May 7, 2021 | Uncategorized

I posted this video a few days ago, “The Diamond Princess 14 Months Later”, and received this correspondence from an American who lived in Japan for 15+ years, speaks Japanese well, and still regularly follows Japanese language news reports, both print and broadcast.

Here are some bits and pieces of information I recall from watching and reading contemporaneous Japanese TV and print news reports about the Diamond Princess.

A Japanese doctor from Kobe (infectious disease prevention expert) visited the ship. He said infection control on the ship was really bad. More details in the linked articles. After the doctor shared his concerns on YouTube he was “uninvited” and left the ship. For a while (and maybe even continuing until now) his YouTube video disappeared.

A Japanese naval vessel (or a ship chartered by the Japanese Navy) docked close to the Diamond Princess. Japanese military personnel who assisted with medical matters on the Diamond Princess were lodged on that Navy vessel nearby. Per Japanese TV news, Japanese military infection control on the Naval ship and other places under the control was really strict and no disease transmission was ever traced to the Navy ship. A few basic details about the ship are here:

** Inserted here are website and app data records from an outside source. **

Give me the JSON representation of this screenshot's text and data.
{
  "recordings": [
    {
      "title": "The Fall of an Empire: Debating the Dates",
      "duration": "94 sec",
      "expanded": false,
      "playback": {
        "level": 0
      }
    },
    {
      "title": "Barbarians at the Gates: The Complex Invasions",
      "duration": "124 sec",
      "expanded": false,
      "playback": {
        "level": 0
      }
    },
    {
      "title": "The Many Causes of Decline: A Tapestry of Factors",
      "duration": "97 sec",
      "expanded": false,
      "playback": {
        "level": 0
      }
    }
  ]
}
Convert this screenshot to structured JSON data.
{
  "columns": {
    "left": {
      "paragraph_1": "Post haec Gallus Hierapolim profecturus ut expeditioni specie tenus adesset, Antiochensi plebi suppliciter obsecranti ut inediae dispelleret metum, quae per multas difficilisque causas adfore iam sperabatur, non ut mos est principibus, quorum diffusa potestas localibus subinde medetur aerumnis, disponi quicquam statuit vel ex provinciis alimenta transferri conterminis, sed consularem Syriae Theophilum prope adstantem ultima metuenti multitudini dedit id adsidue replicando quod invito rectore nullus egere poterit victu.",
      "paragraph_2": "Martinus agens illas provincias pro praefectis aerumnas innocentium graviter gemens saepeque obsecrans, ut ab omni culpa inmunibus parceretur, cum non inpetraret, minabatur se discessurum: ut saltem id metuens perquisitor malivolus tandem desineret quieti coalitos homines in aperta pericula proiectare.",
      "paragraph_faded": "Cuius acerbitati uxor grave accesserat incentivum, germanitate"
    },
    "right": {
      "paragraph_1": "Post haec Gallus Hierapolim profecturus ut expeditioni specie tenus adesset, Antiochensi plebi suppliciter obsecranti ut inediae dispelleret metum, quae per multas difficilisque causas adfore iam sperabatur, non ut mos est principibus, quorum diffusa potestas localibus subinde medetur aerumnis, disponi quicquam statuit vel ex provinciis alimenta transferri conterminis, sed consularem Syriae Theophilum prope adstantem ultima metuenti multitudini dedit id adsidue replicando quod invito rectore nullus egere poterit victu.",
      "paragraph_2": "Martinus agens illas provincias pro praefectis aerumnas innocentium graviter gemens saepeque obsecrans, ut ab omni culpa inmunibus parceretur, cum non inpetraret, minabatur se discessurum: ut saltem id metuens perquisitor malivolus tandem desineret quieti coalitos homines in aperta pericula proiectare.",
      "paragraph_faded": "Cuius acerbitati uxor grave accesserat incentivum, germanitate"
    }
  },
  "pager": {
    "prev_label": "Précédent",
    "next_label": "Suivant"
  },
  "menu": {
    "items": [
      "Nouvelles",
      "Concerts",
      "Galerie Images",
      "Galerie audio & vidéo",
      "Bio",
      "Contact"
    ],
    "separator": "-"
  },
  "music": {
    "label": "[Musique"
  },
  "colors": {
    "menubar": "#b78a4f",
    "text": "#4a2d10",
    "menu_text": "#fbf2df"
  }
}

NOTE: Lots of Japanese civilian government agencies worked on the Diamond Princess and the Japanese military did not control the Japanese government efforts on the Diamond Princess. They only provided assistance.Per Japanese TV news, food delivery to staterooms provided lots of chances for the infection to spread.Testing on the Diamond Princess was limited and not everyone was tested frequently.

Per this article, on average each passenger was only tested once:

People who were released from ship with no infection were given a Japanese government document confirming the same.Overall, the Japanese population very healthy. The rate of obesity in Japan compared to the U.S. and Europe is extremely low. Furthermore, most Japanese eat a very healthy diet (lots of fiber, unprocessed foods, plenty of exercise, etc.). The infection rate is quite low compared to the U.S. in spite of the fact Japan has imposed relatively few limits on socializing, travel, etc. compared to the U.S. and Europe. As a result of the U.S. occupation and its changes to the Japanese constitution, the government in Japan has very little authority to tell people to stay home, etc.

The big concern in Japan is limited medical facilities. For 50+ years Japan has had a version of Obama Care and they have no surge capacity for something like the Wuhan Virus.Mask wearing in Japan, while customary and common, is not done carefully and I doubt it led to reduced infection. However, Japan is very clean and personal hygiene standards in Japan are very high across the board and undoubtedly that helps reduce infections. Please use and share this information as you see appropriate.